Debt crisis: Asian shares edge up on eurozone bank relief
ASIAN shares rose on Monday with sentiment brightening at the start of the third quarter after European leaders agreed to shore up the region's troubled banks, but the euro gave up some of its gains amid concerns that the debt crisis is still far from over.
MSCI's broadest index of Asia-Pacific shares outside Japan added 0.5 percent, after soaring 2.7 percent on Friday for its biggest one-day rise in more than six months. The MSCI Asia ex-Japan share index ended April-June down 7.4 percent, after rising for the previous two quarters.
European shares were likely to mostly rise marginally, with spreadbetters predicting that region's major markets would open up as much as 0.3 percent. U.S. stock futures were down 0.2 percent.
Japan's Nikkei average trimmed early gains to stand up 0.4 percent, but kept above the key 9,000 level, which it reclaimed on Friday for the first time in 7 weeks.

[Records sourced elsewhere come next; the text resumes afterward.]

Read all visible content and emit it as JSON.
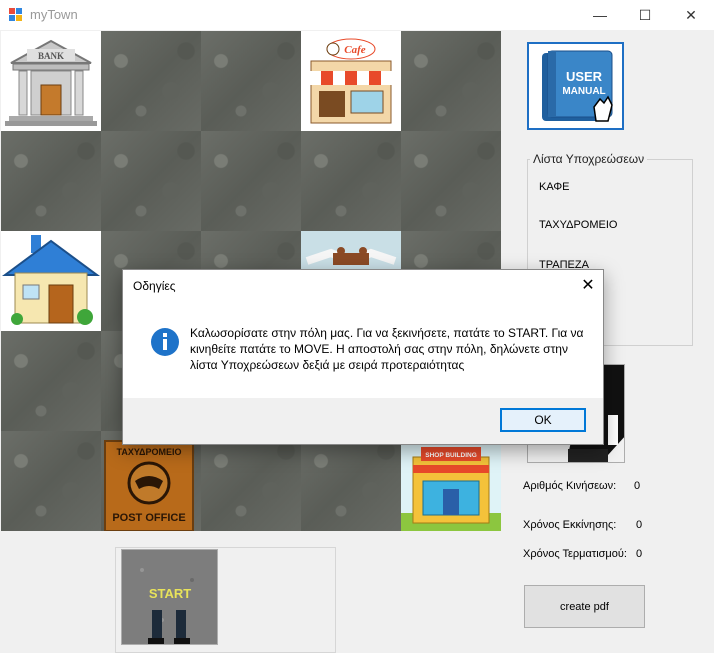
{
  "window": {
    "title": "myTown",
    "minimize_glyph": "—",
    "maximize_glyph": "☐",
    "close_glyph": "✕"
  },
  "board": {
    "tiles": [
      "bank",
      "stone",
      "stone",
      "cafe",
      "stone",
      "stone",
      "stone",
      "stone",
      "stone",
      "stone",
      "house",
      "stone",
      "stone",
      "animal-shelter",
      "stone",
      "stone",
      "stone",
      "stone",
      "stone",
      "stone",
      "stone",
      "post-office",
      "stone",
      "stone",
      "shop-building"
    ],
    "bank_sign": "BANK",
    "cafe_sign": "Cafe",
    "post_sign_top": "ΤΑΧΥΔΡΟΜΕΙΟ",
    "post_sign_bottom": "POST OFFICE",
    "shop_sign": "SHOP BUILDING"
  },
  "manual": {
    "line1": "USER",
    "line2": "MANUAL"
  },
  "duties": {
    "title": "Λίστα Υποχρεώσεων",
    "items": [
      "ΚΑΦΕ",
      "ΤΑΧΥΔΡΟΜΕΙΟ",
      "ΤΡΑΠΕΖΑ"
    ]
  },
  "stats": {
    "moves_label": "Αριθμός Κινήσεων:",
    "moves_value": "0",
    "start_time_label": "Χρόνος Εκκίνησης:",
    "start_time_value": "0",
    "end_time_label": "Χρόνος Τερματισμού:",
    "end_time_value": "0"
  },
  "buttons": {
    "create_pdf": "create pdf",
    "start_text": "START"
  },
  "dialog": {
    "title": "Οδηγίες",
    "message": "Καλωσορίσατε στην πόλη μας. Για να ξεκινήσετε, πατάτε το START. Για να κινηθείτε πατάτε το MOVE. Η αποστολή σας στην πόλη, δηλώνετε στην λίστα Υποχρεώσεων δεξιά με σειρά προτεραιότητας",
    "ok_label": "OK",
    "close_glyph": "✕",
    "icon": "info-icon"
  },
  "colors": {
    "accent": "#0078d7",
    "info_icon": "#1e73c9"
  }
}
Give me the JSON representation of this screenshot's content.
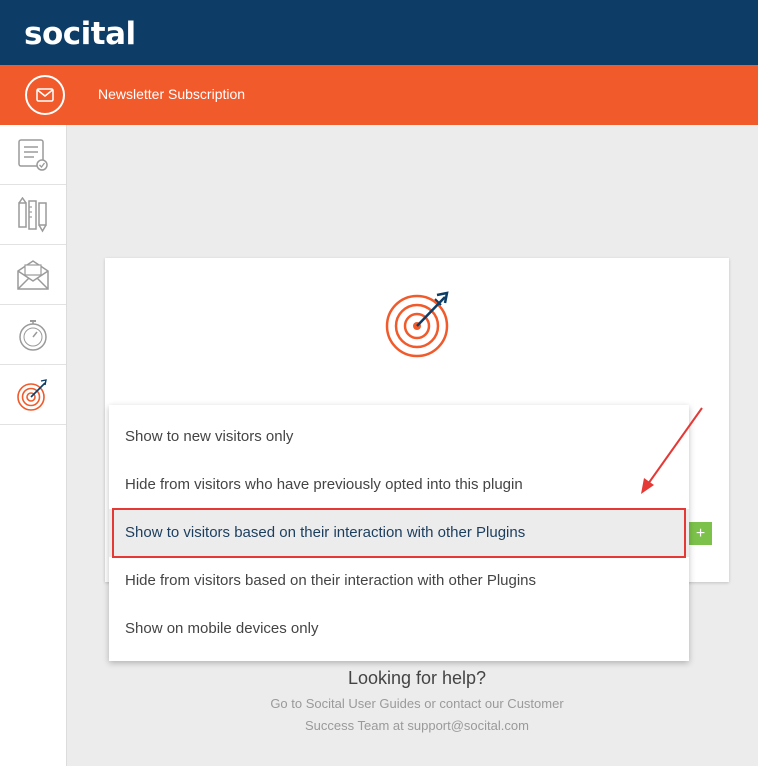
{
  "brand": {
    "logo_text": "socital"
  },
  "header": {
    "title": "Newsletter Subscription",
    "icon": "mail-icon"
  },
  "sidebar": {
    "items": [
      {
        "name": "form-icon"
      },
      {
        "name": "design-tools-icon"
      },
      {
        "name": "envelope-icon"
      },
      {
        "name": "timer-icon"
      },
      {
        "name": "target-icon",
        "active": true
      }
    ]
  },
  "card": {
    "icon": "target-icon",
    "add_label": "+"
  },
  "dropdown": {
    "options": [
      "Show to new visitors only",
      "Hide from visitors who have previously opted into this plugin",
      "Show to visitors based on their interaction with other Plugins",
      "Hide from visitors based on their interaction with other Plugins",
      "Show on mobile devices only"
    ],
    "selected_index": 2
  },
  "help": {
    "title": "Looking for help?",
    "line1": "Go to Socital User Guides or contact our Customer",
    "line2": "Success Team at support@socital.com"
  },
  "colors": {
    "navy": "#0d3d66",
    "orange": "#f15a2b",
    "green": "#7cc24a",
    "annotation_red": "#e53935"
  }
}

Strong short-covering spearheaded Friday's broad-based rally as market players who had not expected European leaders to strike any fresh deals scrambled to cover negative bets, and fund managers remained cautious of the sustainability of "risk-on" momentum.
"Even though markets went up significantly on Friday night, we are still fairly cautious as to whether that's a sustainable move, given that the announcements from the summit were probably better than the actual detail of what's been delivered," said Andrew Pease, Sydney-based chief investment strategist at Russell Investments Asia Pacific.
The euro fell 0.3 percent to $1.2627, after spiking 1.7 percent against the dollar to a high of $1.2693 on Friday, its biggest one-day jump in eight months.
"Their agreement offered a direction but details are yet to be worked out, and that will limit the euro's upside," said Yuji Saito, director of foreign exchange at Credit Agricole Bank in Tokyo. "Still, with concerns over the euro zone's debt crisis easing for now, the focus this week turns to U.S. data, including the monthly jobs report."
The dollar eased 0.1 percent to 79.76, after a closely watched Bank of Japan survey on Monday showed big Japanese manufacturers' sentiment improved in the second quarter from the previous quarter.
FUNDING CAPACITY CONCERNS
Euro zone leaders agreed on Friday to let their rescue fund inject aid directly into stricken banks from next year and intervene on bond markets to support troubled member states.
The step relieved credit market strains that had threatened to force struggling Spain into seeking an international bailout, pushing Spanish and Italian debt yields sharply lower.
European Union leaders also pledged to create a single banking supervisor based around the European Central Bank in a landmark first step towards a European banking union.
But Russell Investments' Pease and others were less than convinced that the agreement would be implemented smoothly, paying particular attention to the size of rescue funds which they see as insufficient to bail out needy member states.
"There's still a long way to go and the sorts of things that we would need to make us confident that Europe is no longer a huge hindrance on markets is a credible plan to provide a liquidity backstop for sovereigns and a big enough fund to convincingly recapitalise banks across the region," Pease said.
The EU's joint statement said that the euro zone's temporary EFSF and permanent ESM rescue funds would be used "in a flexible and efficient manner in order to stabilise markets" to support countries that comply with EU budget policy recommendations.
"In theory if these funds were sufficiently capitalised there would be cause for celebration. Unfortunately, they are not sufficiently capitalised and therefore their is no cause for celebration," said Jeff Sica, president of SICA Wealth Management, which manages more than $1 billion in client assets, real estate and private equity holdings.
"The irony of this ... is that those intended to fund it are the very ones who need it."
EUROPE, US PMI
U.S. crude fell more than $1 or 1.3 percent to $83.90 a barrel, after shooting up $7.27 on Friday, the fourth largest daily gain in dollar terms since the contracts were launched. Brent shed more than $1, falling 1.5 percent at $96.35 after posting its biggest one-day rise since April 2009 on Friday with a rise of more than $6.
Oil futures were hit by data over the weekend showing China's government purchasing managers' index fell to 50.2 in June to a seven-month low, suggesting growth in manufacturing sector activity at big, state-backed firms was close to stalling. Shrinking new orders and the steepest fall in export orders since December pointed to no immediate pick-up for the world's second-biggest economy.
"Chinese data is one of the contributors to the softer turn this Monday, but I think the oil market has had time to think about the implication of the EU deal over the weekend and is reacting now," said Ric Spooner, chief market analyst at CMC Markets.
A private sector survey showed on Monday that China's factory activity at smaller, private-sector companies also shrank in June at the fastest pace in seven months as new export orders tumbled to depths last seen in March 2009.
Later on Monday, purchasing managers' data is due to be released from Europe and the United States, as well as India.
Asian credit markets firmed, pushing the spread on the iTraxx Asia ex-Japan investment-grade index narrower by 3 basis points.